We stuck to our tightly organised soundcheck schedule, and suddenly the lights were low, the audience was seated, and Sandy McCutcheon was welcoming everyone and bringing on the first act of our mini folk festival – The Goodwills.
Bob and Laurel Wilson (The Goodwills) now live in Maleny, but years of Brisbane life yielded a rich harvest of Brisbane songs, and as many people were reminiscing about last coming to this building when it really was a museum, Bob and Laurel painted the picture of a Brisbane of old:
“I used to like the city better, thirty, forty years ago; We'd sit outside on the veranda, drinking rum and talking slow, When the purple jacarandas, drop their petals on the ground, That's the time that I remember, in that big country town.”
The Goodwills very generously donated the sales from their earliest album to our cause – thanks, Bob and Laurel.
When Sandy introduced the next act, he didn’t let them forget that at their Maldon Folk Festival performance, the audience called for an encore with the words, “Bring back the sexy boys!” Davydd McDonald and George Jackson wowed us and wooed us with brilliant fiddle and guitar playing, and knocked us out with that so-hot-right-now percussive dancing. Here are the boys in action
- and don’t forget to watch Davydd competing on “Australia’s Got Talent” on Feb 25!
There was a huge warm-fuzzy feeling all around as the Pirate Brides took the stage and filled the enormous hall with their luscious four-part vocals. The Brides looked fabulous, with Marcus’s double bass and Rose’s fiery red accordion particulary eye-catching, even on a stage which included a pipe organ, a grand piano and the QYO’s timpanis and tubular bells. Their songs of angels and lovers and trains and broken hearts; their beautiful, relaxed performance – no wonder the Pirate Brides have become so well-known and loved in Brissie.
Rose, Ryk, Markus and John sang us into the interval, whereupon everyone rushed Andrea’s bar, which was raising money for the Brisbane Folk History Project. We asked Andrea to run the bar and take the money for this good cause, because it wouldn’t have been much fun in the foyer without her libations!
And then it was our turn. At the very last minute, Nicole wanted to change the set list around, and we started with “The First Time Ever I Saw Your Face”, which seemed like a good choice in that echoing space. It was amazing (and distracting) to see SOOO many people we knew, smiling up from the audience, and as we sang our favourite songs, we saw people from every part of our lives: our families beaming in the front row, friends from our home in Maleny, from school, from Woodford Folk Festival, from Sauna Club, from places we’ve worked and sessions we’ve played in, from Brisbane Celtic Fiddle Club, and even the nice man who gave Nicole a lift when she was lost in Moorooka last week! Thank you all for coming and supporting us.

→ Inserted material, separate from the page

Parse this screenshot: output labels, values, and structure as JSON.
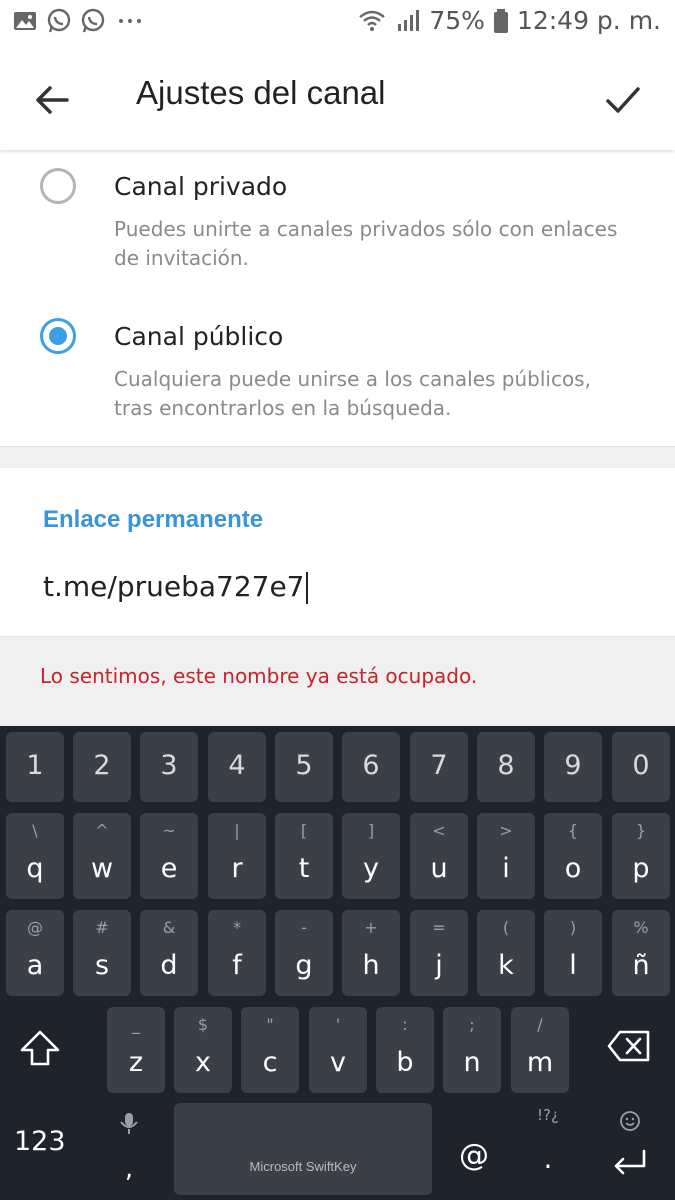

We drew the raffle, with a prize of one of Nicole’s paintings of Morris dancers, and it was won by Helen Sonnenberg. Congratulations!
At the end of our set, we had some collaborating planned, and invited our friend and fiddle-player Emma Nixon on stage, along with all the musicians who had entertained all night, for a rousing and fiddle-filled version of the capstan shanty “Rock ‘n’ Roll Me Over” , combined with Scottish 4-part jig “The Seagull”, (and thanks to our students from Music Under the Southern Cross summer school for enthusiastically joining in from the audience), and finally our farewell song, “Thousands or More”.
It was a massive night, and a round of thanks is due, to all our great friends:
Sandy McCutcheon (MC), Matthew Moline (sound), Bob Hartley (stage manager), Don Jarmey (FOH manager), Fiona Hartley and Samantha Page (box office), Andrea Baldwin (bar manager) and her team, Helena Bond, Keith Urqhart, Carrie Hauxwell, Shaz and Deanna, and Jeff and Ann (CD sales). Thanks also to Alex and Alana, the Old Museum staff, who did a great job, especially Alex for being principal sound engineer.